PACKHAM, GORDON H., Ocean Science Institute, University of Sydney and Affiliate of Petroconsultants, Australasia Pty Ltd., Sydney, New South Wales, Australia

A model is presented for the stages of the Cenozoic basin evolution in western Southeast Asia based on present day plate interactions and the Indian Ocean sea-floor spreading history.

The Australia-India plate is currently being obliquely subducted under the Burma plate. Partial coupling applied a dextral stress on the hanging wall plate northwest of Sunda Strait.

It is proposed that prior to the middle Eocene plate reorganization in the Indian Ocean, the India and Australia Plates were separate and a leaky transform boundary lay between them. The reconstructed position of this boundary is west of Sumatra. The boundary of the Australia Plate against Southeast Asia, southeast at least from northernmost Sumatra, was relatively inactive until the middle Eocene when Australia started to move rapidly north and subduction into the Sunda Trench commenced.

This initiated the present regime of oblique subduction and partial coupling of the combined Australia-India plate to the Southeast Asia part of the Eurasia plate. The resulting dextral shear and the inertia of the largely continental plate have been the driving forces in basin genesis and development in the region. The evolution of the subduction zone and associated magmatic arc, set in train a sequence of tectonic events which show spatial variation, diminishing in intensity away from the active plate boundary.

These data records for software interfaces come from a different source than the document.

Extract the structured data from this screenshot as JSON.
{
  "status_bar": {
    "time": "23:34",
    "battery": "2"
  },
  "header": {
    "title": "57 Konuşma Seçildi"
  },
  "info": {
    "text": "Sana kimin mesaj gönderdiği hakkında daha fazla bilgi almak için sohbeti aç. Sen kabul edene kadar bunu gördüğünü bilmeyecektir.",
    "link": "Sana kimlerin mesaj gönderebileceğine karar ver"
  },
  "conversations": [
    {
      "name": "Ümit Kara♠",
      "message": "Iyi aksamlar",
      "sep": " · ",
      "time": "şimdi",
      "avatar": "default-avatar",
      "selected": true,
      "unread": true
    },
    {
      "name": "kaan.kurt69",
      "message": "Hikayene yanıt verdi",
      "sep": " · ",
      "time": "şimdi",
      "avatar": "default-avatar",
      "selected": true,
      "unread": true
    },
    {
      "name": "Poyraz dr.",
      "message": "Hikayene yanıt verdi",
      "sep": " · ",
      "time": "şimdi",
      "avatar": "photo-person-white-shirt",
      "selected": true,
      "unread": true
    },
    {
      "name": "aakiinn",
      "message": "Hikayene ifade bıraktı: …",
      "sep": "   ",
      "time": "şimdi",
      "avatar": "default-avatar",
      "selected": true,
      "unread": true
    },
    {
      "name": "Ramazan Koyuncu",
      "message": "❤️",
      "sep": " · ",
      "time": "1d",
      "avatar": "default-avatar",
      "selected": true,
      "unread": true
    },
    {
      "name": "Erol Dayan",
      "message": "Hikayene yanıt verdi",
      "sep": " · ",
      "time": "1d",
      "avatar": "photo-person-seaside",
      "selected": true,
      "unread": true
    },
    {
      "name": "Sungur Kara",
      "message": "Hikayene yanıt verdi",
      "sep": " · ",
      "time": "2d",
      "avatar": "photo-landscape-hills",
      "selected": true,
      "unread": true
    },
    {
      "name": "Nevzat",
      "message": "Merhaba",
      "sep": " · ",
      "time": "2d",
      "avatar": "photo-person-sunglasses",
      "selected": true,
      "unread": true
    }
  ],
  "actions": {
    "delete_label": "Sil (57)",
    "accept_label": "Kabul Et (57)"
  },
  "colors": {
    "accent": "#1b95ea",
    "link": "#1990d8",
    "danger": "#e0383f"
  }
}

The major tectonostratigraphic units are identified in the basins from the Sumatran margin, east to the Malay basin and central Thailand.

 

AAPG Search and Discovery Article #91015©1992 AAPG International Conference, Sydney, N.S.W., Australia, August 2-5, 1992 (2009)